→ Aim of the task: Every line below must be reproduced exactly; no pictures are to be included.

-- Opening Marker --

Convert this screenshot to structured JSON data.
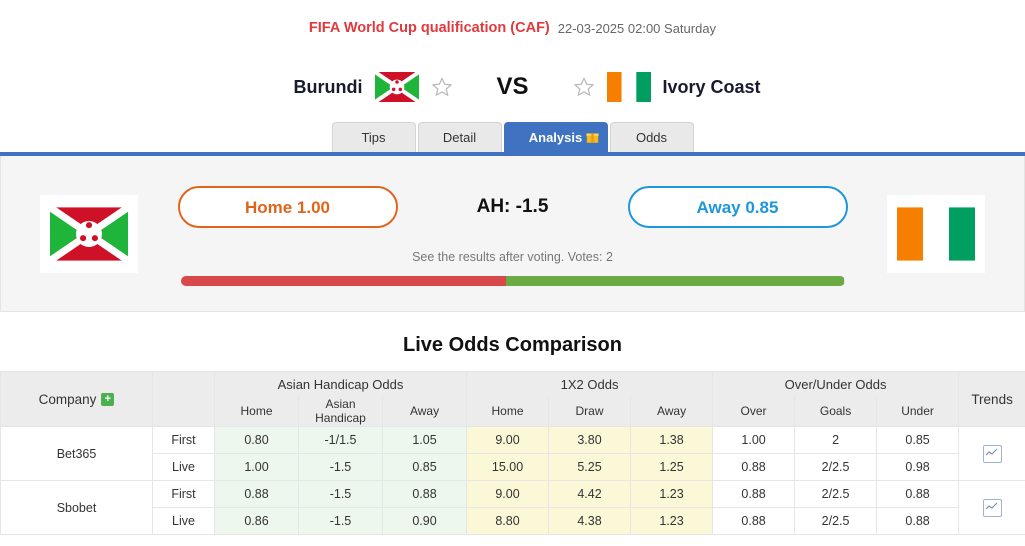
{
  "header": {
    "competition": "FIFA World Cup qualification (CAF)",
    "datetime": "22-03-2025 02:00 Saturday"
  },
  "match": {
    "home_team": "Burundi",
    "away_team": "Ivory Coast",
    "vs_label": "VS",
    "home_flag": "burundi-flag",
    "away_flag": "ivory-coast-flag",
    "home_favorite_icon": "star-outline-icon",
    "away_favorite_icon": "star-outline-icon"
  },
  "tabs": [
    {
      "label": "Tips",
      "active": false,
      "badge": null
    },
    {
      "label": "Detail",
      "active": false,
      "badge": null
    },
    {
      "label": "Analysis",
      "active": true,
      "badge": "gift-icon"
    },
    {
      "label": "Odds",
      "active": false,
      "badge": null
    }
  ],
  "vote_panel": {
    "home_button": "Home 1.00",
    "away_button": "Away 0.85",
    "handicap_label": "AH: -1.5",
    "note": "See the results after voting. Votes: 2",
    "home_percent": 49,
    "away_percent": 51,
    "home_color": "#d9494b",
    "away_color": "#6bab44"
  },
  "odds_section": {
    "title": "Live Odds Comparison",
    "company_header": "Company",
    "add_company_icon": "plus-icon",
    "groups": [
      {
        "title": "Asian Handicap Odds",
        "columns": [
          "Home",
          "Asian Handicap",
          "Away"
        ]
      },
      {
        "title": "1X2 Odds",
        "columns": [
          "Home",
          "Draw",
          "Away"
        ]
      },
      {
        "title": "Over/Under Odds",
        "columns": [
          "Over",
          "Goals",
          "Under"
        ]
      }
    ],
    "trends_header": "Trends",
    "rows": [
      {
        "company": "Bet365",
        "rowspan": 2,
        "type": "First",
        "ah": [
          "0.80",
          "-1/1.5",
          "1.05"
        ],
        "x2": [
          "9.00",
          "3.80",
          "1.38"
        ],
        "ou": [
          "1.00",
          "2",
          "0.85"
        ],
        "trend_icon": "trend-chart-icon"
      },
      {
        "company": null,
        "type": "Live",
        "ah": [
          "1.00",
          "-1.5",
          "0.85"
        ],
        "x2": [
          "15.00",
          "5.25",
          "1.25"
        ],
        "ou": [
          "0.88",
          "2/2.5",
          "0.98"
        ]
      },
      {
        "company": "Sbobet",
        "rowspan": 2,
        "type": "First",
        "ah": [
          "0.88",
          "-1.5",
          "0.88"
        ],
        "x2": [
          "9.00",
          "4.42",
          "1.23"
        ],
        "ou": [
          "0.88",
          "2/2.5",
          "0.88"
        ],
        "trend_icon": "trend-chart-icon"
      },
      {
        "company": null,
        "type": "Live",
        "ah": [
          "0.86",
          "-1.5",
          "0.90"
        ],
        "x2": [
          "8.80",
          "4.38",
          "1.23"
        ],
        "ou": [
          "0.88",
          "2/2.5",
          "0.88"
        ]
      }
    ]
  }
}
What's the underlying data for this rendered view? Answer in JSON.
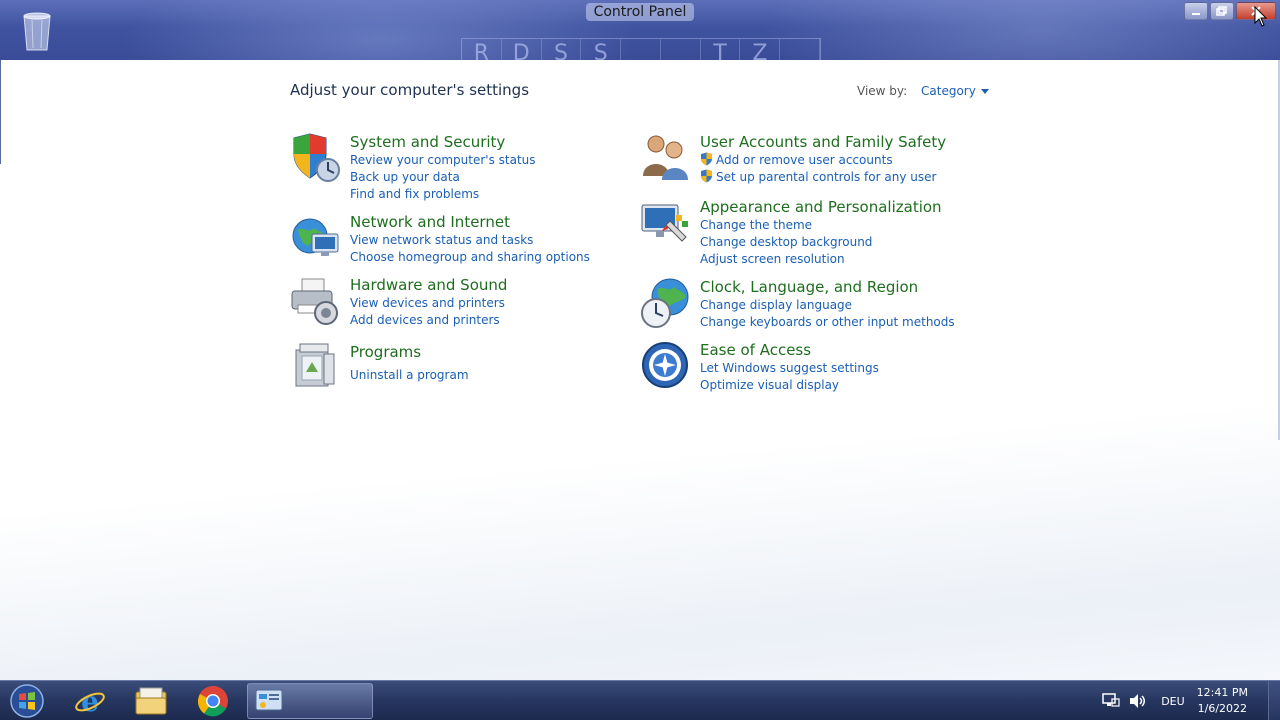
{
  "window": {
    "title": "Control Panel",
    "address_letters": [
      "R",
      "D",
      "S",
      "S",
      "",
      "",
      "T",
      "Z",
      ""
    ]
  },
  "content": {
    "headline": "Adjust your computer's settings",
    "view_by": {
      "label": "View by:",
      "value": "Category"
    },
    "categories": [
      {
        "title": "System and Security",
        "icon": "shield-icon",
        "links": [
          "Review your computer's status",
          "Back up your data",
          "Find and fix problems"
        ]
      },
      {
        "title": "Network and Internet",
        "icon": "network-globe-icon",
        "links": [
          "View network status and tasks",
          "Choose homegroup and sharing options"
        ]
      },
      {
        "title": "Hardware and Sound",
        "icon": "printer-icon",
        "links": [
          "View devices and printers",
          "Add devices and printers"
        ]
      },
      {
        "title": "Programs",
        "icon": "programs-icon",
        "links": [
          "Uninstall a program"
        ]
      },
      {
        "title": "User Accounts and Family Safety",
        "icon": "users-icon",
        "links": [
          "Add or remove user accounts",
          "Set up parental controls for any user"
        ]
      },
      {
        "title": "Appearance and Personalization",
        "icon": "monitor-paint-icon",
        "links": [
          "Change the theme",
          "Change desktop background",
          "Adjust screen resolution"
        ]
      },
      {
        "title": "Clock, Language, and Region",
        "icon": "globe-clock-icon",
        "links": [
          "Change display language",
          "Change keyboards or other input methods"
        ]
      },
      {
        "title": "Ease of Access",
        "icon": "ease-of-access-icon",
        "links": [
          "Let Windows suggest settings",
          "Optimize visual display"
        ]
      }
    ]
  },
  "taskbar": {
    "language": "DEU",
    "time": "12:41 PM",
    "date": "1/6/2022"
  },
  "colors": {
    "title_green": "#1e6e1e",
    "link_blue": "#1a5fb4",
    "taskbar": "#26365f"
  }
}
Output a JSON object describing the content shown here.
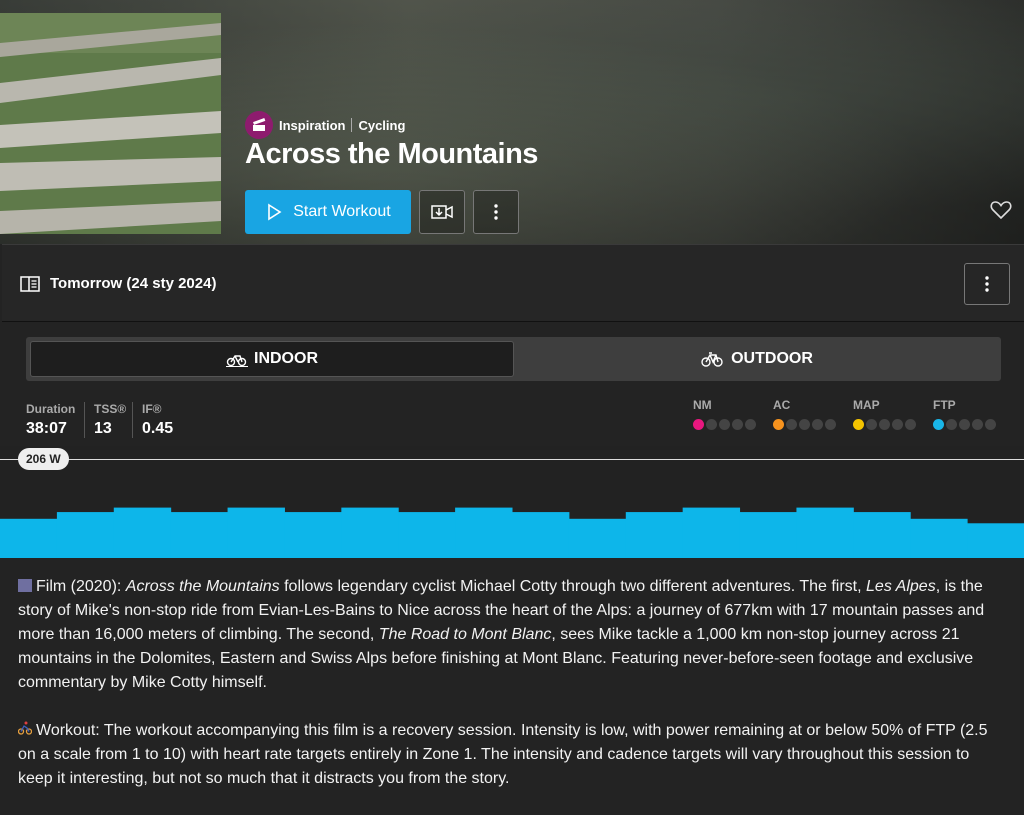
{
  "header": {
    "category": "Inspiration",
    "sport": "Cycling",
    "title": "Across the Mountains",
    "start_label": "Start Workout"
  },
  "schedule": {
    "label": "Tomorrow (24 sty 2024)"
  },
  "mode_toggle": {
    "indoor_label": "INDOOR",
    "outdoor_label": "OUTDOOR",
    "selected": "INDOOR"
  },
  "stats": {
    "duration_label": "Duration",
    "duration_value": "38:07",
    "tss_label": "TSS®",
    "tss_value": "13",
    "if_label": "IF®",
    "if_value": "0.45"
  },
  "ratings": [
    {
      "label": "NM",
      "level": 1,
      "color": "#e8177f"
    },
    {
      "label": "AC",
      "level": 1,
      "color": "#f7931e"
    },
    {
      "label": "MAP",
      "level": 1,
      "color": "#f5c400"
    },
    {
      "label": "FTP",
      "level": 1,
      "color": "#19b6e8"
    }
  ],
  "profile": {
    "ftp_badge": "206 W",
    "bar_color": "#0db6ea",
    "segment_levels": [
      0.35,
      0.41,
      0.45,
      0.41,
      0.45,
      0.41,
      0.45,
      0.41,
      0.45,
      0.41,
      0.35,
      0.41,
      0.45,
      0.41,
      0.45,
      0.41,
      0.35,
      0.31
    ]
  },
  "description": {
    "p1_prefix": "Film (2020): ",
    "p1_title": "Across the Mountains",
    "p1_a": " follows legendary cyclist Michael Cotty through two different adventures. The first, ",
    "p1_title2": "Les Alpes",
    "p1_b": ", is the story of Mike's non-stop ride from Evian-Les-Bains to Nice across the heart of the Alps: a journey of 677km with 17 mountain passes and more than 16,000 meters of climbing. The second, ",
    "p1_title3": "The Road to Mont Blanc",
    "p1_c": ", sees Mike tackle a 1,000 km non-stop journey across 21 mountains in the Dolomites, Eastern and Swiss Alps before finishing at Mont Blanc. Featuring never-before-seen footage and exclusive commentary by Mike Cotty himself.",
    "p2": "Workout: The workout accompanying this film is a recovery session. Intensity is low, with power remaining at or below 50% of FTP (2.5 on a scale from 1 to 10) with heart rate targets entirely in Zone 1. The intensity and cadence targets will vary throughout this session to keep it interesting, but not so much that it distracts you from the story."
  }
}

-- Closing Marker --

→ Response below:
Convert this screenshot to structured JSON data.
{
  "header": {
    "competition": "FIFA World Cup qualification (CAF)",
    "datetime": "22-03-2025 02:00 Saturday"
  },
  "match": {
    "home_team": "Burundi",
    "away_team": "Ivory Coast",
    "vs_label": "VS",
    "home_flag": "burundi-flag",
    "away_flag": "ivory-coast-flag",
    "home_favorite_icon": "star-outline-icon",
    "away_favorite_icon": "star-outline-icon"
  },
  "tabs": [
    {
      "label": "Tips",
      "active": false,
      "badge": null
    },
    {
      "label": "Detail",
      "active": false,
      "badge": null
    },
    {
      "label": "Analysis",
      "active": true,
      "badge": "gift-icon"
    },
    {
      "label": "Odds",
      "active": false,
      "badge": null
    }
  ],
  "vote_panel": {
    "home_button": "Home 1.00",
    "away_button": "Away 0.85",
    "handicap_label": "AH: -1.5",
    "note": "See the results after voting. Votes: 2",
    "home_percent": 49,
    "away_percent": 51,
    "home_color": "#d9494b",
    "away_color": "#6bab44"
  },
  "odds_section": {
    "title": "Live Odds Comparison",
    "company_header": "Company",
    "add_company_icon": "plus-icon",
    "groups": [
      {
        "title": "Asian Handicap Odds",
        "columns": [
          "Home",
          "Asian Handicap",
          "Away"
        ]
      },
      {
        "title": "1X2 Odds",
        "columns": [
          "Home",
          "Draw",
          "Away"
        ]
      },
      {
        "title": "Over/Under Odds",
        "columns": [
          "Over",
          "Goals",
          "Under"
        ]
      }
    ],
    "trends_header": "Trends",
    "rows": [
      {
        "company": "Bet365",
        "rowspan": 2,
        "type": "First",
        "ah": [
          "0.80",
          "-1/1.5",
          "1.05"
        ],
        "x2": [
          "9.00",
          "3.80",
          "1.38"
        ],
        "ou": [
          "1.00",
          "2",
          "0.85"
        ],
        "trend_icon": "trend-chart-icon"
      },
      {
        "company": null,
        "type": "Live",
        "ah": [
          "1.00",
          "-1.5",
          "0.85"
        ],
        "x2": [
          "15.00",
          "5.25",
          "1.25"
        ],
        "ou": [
          "0.88",
          "2/2.5",
          "0.98"
        ]
      },
      {
        "company": "Sbobet",
        "rowspan": 2,
        "type": "First",
        "ah": [
          "0.88",
          "-1.5",
          "0.88"
        ],
        "x2": [
          "9.00",
          "4.42",
          "1.23"
        ],
        "ou": [
          "0.88",
          "2/2.5",
          "0.88"
        ],
        "trend_icon": "trend-chart-icon"
      },
      {
        "company": null,
        "type": "Live",
        "ah": [
          "0.86",
          "-1.5",
          "0.90"
        ],
        "x2": [
          "8.80",
          "4.38",
          "1.23"
        ],
        "ou": [
          "0.88",
          "2/2.5",
          "0.88"
        ]
      }
    ]
  }
}
What's the underlying data for this rendered view? Answer in JSON.
{
  "window": {
    "title": "Control Panel",
    "address_letters": [
      "R",
      "D",
      "S",
      "S",
      "",
      "",
      "T",
      "Z",
      ""
    ]
  },
  "content": {
    "headline": "Adjust your computer's settings",
    "view_by": {
      "label": "View by:",
      "value": "Category"
    },
    "categories": [
      {
        "title": "System and Security",
        "icon": "shield-icon",
        "links": [
          "Review your computer's status",
          "Back up your data",
          "Find and fix problems"
        ]
      },
      {
        "title": "Network and Internet",
        "icon": "network-globe-icon",
        "links": [
          "View network status and tasks",
          "Choose homegroup and sharing options"
        ]
      },
      {
        "title": "Hardware and Sound",
        "icon": "printer-icon",
        "links": [
          "View devices and printers",
          "Add devices and printers"
        ]
      },
      {
        "title": "Programs",
        "icon": "programs-icon",
        "links": [
          "Uninstall a program"
        ]
      },
      {
        "title": "User Accounts and Family Safety",
        "icon": "users-icon",
        "links": [
          "Add or remove user accounts",
          "Set up parental controls for any user"
        ]
      },
      {
        "title": "Appearance and Personalization",
        "icon": "monitor-paint-icon",
        "links": [
          "Change the theme",
          "Change desktop background",
          "Adjust screen resolution"
        ]
      },
      {
        "title": "Clock, Language, and Region",
        "icon": "globe-clock-icon",
        "links": [
          "Change display language",
          "Change keyboards or other input methods"
        ]
      },
      {
        "title": "Ease of Access",
        "icon": "ease-of-access-icon",
        "links": [
          "Let Windows suggest settings",
          "Optimize visual display"
        ]
      }
    ]
  },
  "taskbar": {
    "language": "DEU",
    "time": "12:41 PM",
    "date": "1/6/2022"
  },
  "colors": {
    "title_green": "#1e6e1e",
    "link_blue": "#1a5fb4",
    "taskbar": "#26365f"
  }
}
Output a JSON object describing the content shown here.
{
  "header": {
    "category": "Inspiration",
    "sport": "Cycling",
    "title": "Across the Mountains",
    "start_label": "Start Workout"
  },
  "schedule": {
    "label": "Tomorrow (24 sty 2024)"
  },
  "mode_toggle": {
    "indoor_label": "INDOOR",
    "outdoor_label": "OUTDOOR",
    "selected": "INDOOR"
  },
  "stats": {
    "duration_label": "Duration",
    "duration_value": "38:07",
    "tss_label": "TSS®",
    "tss_value": "13",
    "if_label": "IF®",
    "if_value": "0.45"
  },
  "ratings": [
    {
      "label": "NM",
      "level": 1,
      "color": "#e8177f"
    },
    {
      "label": "AC",
      "level": 1,
      "color": "#f7931e"
    },
    {
      "label": "MAP",
      "level": 1,
      "color": "#f5c400"
    },
    {
      "label": "FTP",
      "level": 1,
      "color": "#19b6e8"
    }
  ],
  "profile": {
    "ftp_badge": "206 W",
    "bar_color": "#0db6ea",
    "segment_levels": [
      0.35,
      0.41,
      0.45,
      0.41,
      0.45,
      0.41,
      0.45,
      0.41,
      0.45,
      0.41,
      0.35,
      0.41,
      0.45,
      0.41,
      0.45,
      0.41,
      0.35,
      0.31
    ]
  },
  "description": {
    "p1_prefix": "Film (2020): ",
    "p1_title": "Across the Mountains",
    "p1_a": " follows legendary cyclist Michael Cotty through two different adventures. The first, ",
    "p1_title2": "Les Alpes",
    "p1_b": ", is the story of Mike's non-stop ride from Evian-Les-Bains to Nice across the heart of the Alps: a journey of 677km with 17 mountain passes and more than 16,000 meters of climbing. The second, ",
    "p1_title3": "The Road to Mont Blanc",
    "p1_c": ", sees Mike tackle a 1,000 km non-stop journey across 21 mountains in the Dolomites, Eastern and Swiss Alps before finishing at Mont Blanc. Featuring never-before-seen footage and exclusive commentary by Mike Cotty himself.",
    "p2": "Workout: The workout accompanying this film is a recovery session. Intensity is low, with power remaining at or below 50% of FTP (2.5 on a scale from 1 to 10) with heart rate targets entirely in Zone 1. The intensity and cadence targets will vary throughout this session to keep it interesting, but not so much that it distracts you from the story."
  }
}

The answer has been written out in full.